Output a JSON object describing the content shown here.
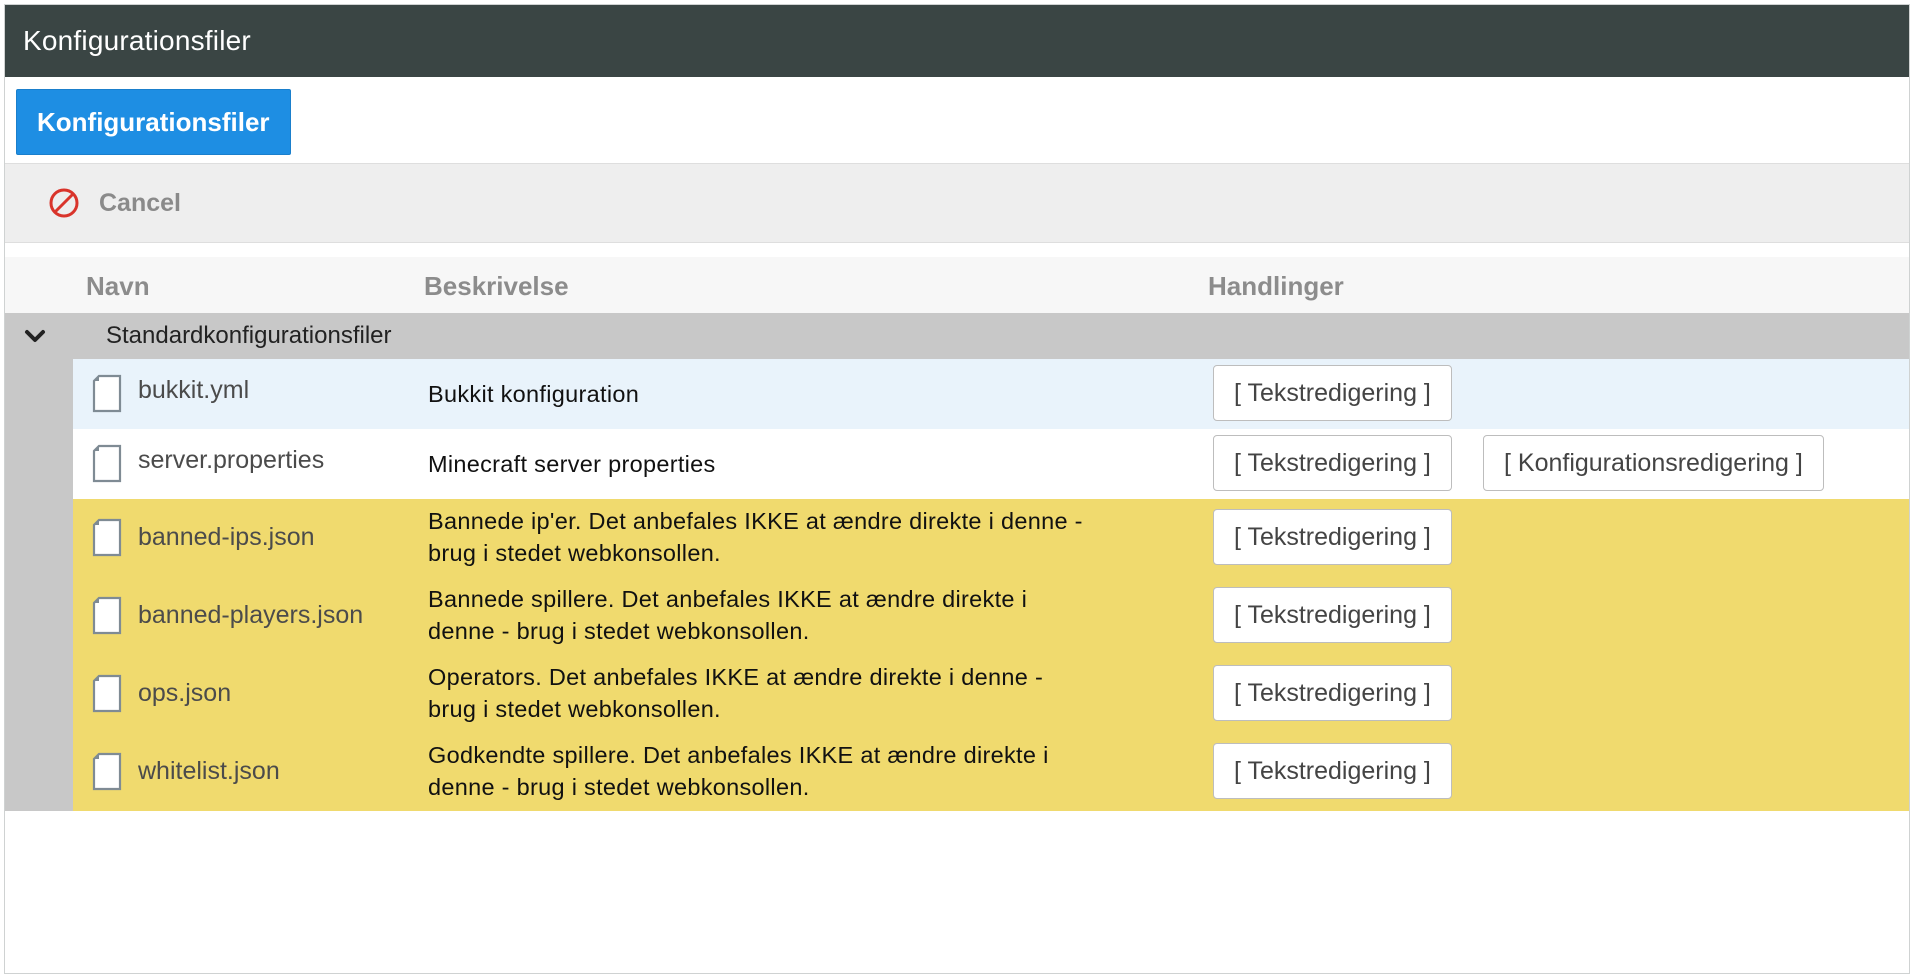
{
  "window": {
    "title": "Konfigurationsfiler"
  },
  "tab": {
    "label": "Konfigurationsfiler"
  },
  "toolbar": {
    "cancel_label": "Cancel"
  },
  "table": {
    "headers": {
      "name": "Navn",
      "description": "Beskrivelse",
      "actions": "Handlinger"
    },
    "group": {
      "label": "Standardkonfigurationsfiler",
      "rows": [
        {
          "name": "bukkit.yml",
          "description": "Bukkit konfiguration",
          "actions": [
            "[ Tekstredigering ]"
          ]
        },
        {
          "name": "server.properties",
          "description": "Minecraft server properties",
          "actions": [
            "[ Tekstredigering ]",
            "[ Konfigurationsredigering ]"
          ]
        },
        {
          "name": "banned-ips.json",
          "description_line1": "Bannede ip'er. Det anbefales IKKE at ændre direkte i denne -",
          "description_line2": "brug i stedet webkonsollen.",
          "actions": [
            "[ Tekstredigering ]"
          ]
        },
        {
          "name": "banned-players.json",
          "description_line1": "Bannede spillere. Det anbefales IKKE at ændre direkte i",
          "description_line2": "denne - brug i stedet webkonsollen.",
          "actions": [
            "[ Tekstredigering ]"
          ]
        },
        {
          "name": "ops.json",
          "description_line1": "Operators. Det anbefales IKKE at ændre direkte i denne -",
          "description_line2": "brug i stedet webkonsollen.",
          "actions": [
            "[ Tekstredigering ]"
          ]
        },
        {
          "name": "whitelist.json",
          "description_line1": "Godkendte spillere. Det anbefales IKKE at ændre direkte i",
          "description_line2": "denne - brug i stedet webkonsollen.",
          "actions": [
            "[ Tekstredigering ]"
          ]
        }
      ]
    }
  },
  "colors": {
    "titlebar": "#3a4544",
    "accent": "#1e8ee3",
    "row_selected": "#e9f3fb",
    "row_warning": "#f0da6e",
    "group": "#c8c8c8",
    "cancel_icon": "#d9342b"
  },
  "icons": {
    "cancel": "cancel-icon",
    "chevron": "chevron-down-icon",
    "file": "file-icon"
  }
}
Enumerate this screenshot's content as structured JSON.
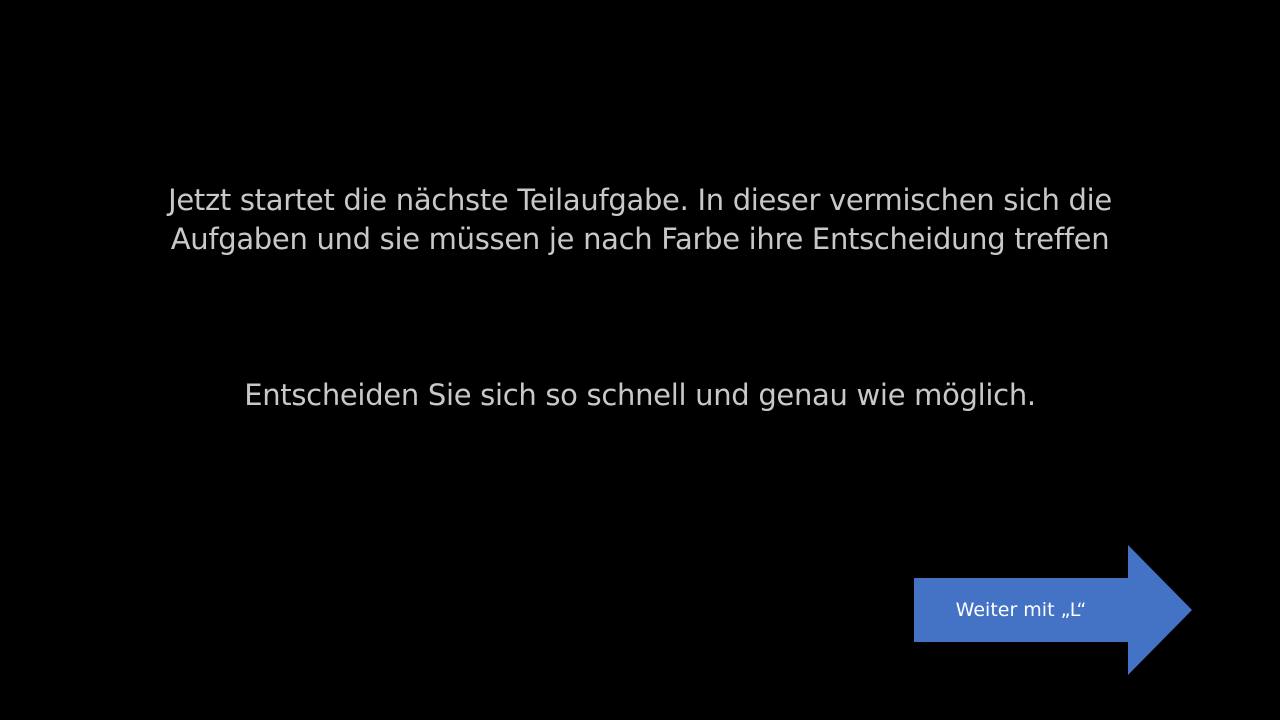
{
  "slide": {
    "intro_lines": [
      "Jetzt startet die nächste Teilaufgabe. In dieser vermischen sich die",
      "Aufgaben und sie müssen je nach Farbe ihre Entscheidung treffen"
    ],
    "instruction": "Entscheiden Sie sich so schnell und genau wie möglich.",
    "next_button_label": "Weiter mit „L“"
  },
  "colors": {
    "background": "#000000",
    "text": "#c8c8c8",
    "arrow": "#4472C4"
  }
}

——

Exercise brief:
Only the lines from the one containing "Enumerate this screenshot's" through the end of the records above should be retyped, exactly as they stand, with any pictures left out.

Answer to this problem:
Enumerate this screenshot's content as structured JSON.
{
  "slide": {
    "intro_lines": [
      "Jetzt startet die nächste Teilaufgabe. In dieser vermischen sich die",
      "Aufgaben und sie müssen je nach Farbe ihre Entscheidung treffen"
    ],
    "instruction": "Entscheiden Sie sich so schnell und genau wie möglich.",
    "next_button_label": "Weiter mit „L“"
  },
  "colors": {
    "background": "#000000",
    "text": "#c8c8c8",
    "arrow": "#4472C4"
  }
}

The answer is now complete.